Why Is A Good Safety Culture Vital in Your Workplace?
Personnel Safety: Ensuring a safe work environment will ensure workers return home safely. It is a moral and legal obligation for employers and employees to avoid causing harm to another person at or near the workplace. A well-constructed, fit for service Safety Management System including training, equipment and procedures is the absolute correct tool to ensure personnel, including visitors, return home safely to their families.
Output Capability: A poorly constructed or enforced Safety Management System is a good indication of an organisation that possesses a willingness to take short cuts without assessing the potential consequences. Short cuts or lack of suitable procedures invariably results in personal injury and or equipment damage, both of which will have a direct impact on company deliverables.
Reputation: Safety culture, efficiency and effectiveness, supported by polite and helpful customer service, provides the platform from which an organisation’s reputation is derived. A good safety reputation is a must, especially when tendering for contracts.
Cost: The monetary cost to an organisation with a poor safety culture can be enormous and include compensation, insurance premiums, rehabilitation, replacement training, lost time through injury, light duties through injury, equipment replacement and regulatory as well as criminal enforcement.

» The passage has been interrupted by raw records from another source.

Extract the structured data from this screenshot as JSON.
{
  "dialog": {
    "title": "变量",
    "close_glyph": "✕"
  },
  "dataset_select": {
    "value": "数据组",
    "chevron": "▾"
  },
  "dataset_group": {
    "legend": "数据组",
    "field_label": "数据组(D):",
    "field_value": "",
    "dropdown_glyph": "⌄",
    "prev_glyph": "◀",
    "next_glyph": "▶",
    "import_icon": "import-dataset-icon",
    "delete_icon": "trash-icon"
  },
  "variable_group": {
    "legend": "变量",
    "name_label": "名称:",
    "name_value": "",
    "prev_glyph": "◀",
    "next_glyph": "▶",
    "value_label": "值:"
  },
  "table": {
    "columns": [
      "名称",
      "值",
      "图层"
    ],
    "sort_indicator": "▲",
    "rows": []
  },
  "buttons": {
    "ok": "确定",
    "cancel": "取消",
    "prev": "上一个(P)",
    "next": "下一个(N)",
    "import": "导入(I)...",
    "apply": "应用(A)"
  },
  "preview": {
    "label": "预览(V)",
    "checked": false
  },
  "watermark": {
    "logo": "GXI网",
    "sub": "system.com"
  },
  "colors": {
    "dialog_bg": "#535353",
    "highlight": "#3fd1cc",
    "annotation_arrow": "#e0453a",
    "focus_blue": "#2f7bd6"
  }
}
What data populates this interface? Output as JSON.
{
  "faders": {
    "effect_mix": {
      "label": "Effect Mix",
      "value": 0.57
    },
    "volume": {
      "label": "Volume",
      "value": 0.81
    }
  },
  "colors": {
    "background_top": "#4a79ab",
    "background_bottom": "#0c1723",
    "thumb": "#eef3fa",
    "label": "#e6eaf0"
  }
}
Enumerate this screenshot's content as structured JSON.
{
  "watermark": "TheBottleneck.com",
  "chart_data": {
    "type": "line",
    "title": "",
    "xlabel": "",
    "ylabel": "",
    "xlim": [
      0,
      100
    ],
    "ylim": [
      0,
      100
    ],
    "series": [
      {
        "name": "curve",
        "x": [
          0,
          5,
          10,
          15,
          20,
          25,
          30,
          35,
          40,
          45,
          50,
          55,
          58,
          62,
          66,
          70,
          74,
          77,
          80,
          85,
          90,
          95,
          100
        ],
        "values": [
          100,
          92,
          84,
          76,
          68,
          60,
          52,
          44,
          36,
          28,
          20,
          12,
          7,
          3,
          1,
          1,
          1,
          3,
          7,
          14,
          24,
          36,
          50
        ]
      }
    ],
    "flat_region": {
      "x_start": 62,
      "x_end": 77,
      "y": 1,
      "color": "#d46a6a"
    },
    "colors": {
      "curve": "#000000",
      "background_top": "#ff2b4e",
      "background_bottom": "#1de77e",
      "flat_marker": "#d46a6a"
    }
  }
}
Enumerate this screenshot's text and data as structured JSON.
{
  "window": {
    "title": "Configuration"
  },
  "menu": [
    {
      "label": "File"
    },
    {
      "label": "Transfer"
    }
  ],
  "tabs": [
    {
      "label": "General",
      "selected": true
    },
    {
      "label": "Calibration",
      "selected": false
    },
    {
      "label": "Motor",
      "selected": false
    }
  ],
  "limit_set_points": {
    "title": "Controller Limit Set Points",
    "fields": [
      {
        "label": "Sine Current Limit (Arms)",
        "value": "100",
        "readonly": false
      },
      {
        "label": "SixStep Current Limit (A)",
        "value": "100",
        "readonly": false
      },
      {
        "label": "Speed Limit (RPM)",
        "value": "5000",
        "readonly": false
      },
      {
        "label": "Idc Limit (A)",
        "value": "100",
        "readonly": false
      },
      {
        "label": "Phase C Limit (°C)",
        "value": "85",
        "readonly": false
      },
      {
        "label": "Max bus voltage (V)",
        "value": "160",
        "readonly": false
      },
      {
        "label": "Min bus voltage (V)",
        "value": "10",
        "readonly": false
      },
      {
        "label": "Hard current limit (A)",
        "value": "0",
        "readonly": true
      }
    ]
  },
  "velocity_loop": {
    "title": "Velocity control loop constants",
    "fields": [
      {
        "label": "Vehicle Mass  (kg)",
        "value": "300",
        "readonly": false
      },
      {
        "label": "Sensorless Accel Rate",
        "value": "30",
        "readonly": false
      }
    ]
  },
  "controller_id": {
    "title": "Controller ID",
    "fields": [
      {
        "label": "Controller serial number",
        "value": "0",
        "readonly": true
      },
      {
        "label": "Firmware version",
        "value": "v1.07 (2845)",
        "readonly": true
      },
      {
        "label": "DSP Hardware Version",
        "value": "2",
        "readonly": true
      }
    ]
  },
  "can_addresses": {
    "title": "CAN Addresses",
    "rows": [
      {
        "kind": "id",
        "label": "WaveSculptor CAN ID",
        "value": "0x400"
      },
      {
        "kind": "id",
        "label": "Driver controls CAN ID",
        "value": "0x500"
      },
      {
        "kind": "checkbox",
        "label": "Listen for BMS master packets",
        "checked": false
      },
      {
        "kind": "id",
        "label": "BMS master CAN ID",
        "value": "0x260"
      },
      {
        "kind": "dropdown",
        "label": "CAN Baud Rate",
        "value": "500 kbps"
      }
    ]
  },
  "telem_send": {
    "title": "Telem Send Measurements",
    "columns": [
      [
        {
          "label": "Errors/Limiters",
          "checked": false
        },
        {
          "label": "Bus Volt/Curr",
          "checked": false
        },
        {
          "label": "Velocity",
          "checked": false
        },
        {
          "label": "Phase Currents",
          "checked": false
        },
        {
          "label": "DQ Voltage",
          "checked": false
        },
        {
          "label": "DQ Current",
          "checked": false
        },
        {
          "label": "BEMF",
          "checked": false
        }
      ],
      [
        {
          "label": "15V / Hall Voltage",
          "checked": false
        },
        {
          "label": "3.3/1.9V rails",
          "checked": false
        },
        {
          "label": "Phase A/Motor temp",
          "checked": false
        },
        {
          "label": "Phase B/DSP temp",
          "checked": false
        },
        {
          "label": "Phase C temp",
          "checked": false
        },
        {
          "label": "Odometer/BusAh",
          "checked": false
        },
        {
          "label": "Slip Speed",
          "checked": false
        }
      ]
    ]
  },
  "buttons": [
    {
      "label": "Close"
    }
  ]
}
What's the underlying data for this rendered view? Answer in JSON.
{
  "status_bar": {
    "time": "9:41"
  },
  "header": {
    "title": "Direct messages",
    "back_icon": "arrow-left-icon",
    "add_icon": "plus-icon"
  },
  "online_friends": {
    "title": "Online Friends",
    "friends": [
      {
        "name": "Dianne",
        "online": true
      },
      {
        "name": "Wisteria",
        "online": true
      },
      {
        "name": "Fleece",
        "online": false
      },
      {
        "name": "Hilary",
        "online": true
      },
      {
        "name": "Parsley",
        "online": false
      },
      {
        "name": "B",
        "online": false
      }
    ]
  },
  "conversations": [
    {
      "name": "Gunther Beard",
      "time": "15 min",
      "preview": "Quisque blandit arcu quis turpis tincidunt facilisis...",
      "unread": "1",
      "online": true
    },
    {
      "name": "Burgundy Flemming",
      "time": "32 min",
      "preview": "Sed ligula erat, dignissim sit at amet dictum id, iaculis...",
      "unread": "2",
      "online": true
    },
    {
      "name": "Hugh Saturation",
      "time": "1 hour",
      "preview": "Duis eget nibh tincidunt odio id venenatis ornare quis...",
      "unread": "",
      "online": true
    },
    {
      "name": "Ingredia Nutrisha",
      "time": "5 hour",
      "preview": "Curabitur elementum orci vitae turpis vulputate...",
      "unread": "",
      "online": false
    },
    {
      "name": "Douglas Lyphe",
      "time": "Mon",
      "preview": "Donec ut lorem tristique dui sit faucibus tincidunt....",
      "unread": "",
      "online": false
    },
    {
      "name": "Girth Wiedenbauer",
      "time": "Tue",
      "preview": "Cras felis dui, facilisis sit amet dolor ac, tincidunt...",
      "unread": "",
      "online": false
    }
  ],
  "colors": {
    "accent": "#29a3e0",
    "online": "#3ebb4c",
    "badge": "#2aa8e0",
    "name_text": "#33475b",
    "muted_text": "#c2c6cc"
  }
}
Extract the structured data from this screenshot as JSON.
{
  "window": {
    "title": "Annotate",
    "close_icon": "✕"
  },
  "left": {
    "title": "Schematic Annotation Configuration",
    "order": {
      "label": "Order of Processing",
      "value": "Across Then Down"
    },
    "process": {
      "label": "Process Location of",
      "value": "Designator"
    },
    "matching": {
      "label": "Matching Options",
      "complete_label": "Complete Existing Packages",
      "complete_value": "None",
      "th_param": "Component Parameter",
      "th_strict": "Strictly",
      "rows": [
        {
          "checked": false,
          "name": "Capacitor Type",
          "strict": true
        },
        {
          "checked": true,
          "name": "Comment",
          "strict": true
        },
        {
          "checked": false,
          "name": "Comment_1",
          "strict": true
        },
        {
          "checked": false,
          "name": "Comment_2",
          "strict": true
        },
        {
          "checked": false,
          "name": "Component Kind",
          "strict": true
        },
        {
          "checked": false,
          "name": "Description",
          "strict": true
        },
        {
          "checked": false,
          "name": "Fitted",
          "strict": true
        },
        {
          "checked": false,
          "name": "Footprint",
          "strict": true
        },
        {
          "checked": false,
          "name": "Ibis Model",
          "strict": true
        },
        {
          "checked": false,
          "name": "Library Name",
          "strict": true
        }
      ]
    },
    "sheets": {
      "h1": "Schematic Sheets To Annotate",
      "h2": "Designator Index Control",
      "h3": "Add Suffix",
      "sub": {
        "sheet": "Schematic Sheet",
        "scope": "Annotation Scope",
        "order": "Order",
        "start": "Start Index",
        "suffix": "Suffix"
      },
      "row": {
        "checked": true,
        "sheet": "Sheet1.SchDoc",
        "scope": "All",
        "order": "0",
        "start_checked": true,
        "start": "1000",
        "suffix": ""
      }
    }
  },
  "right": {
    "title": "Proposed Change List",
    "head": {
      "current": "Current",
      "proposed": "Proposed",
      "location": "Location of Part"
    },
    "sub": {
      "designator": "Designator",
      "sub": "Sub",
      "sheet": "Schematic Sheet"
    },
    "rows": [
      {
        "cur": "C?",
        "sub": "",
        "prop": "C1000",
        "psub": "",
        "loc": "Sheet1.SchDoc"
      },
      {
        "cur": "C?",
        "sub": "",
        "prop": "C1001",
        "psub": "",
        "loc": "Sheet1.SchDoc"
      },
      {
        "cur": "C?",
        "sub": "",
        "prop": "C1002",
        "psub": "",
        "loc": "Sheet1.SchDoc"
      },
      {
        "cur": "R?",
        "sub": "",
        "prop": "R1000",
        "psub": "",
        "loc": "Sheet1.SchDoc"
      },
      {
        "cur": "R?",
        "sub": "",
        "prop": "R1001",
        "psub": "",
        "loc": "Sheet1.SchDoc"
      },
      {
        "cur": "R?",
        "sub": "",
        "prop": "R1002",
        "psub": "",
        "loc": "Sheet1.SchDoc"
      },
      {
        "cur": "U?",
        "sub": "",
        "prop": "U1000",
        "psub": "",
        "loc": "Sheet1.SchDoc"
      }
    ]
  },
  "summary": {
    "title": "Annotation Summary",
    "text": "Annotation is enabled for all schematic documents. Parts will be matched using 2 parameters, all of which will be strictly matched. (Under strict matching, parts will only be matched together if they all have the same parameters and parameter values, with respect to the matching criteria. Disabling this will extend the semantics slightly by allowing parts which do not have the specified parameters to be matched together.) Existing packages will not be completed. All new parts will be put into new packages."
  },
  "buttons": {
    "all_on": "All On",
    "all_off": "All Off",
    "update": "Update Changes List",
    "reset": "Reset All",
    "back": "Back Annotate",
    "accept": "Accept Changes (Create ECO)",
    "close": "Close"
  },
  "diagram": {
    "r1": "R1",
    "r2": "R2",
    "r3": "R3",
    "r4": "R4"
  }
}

Compliance: Providing a safe workplace and safe system of work is not a kind-hearted procedure to enforce, it’s the law. Due Diligence is the part of the law that eliminates the mitigation of “I didn’t know”. The Work Health and Safety Act, Regulations, Codes of Practices and Standards provide organisations with mandatory requirements as well as Reasonably Practicable guidelines to assist in meeting compliance. These documents are strictly adhered to and enforced during Regulator investigations into potential non-conformances and may result in hefty fines and or imprisonment. Where an organisation is unsure of its legal obligation, a professional consultant should be engaged to assist in the interpretation of safety legislation.
Morale: Bad morale within an organisation can be toxic and can impact directly on the 5 predecessors of this blog. There can be several reasons for bad morale; however, in industry, poor safety consultation and communication, bullying, discrimination and harassment are the undisputed front runners. Various laws outline expectations and accountabilities in all these areas and places a responsibility directly on employers and employees to ensure legislative requirements are met.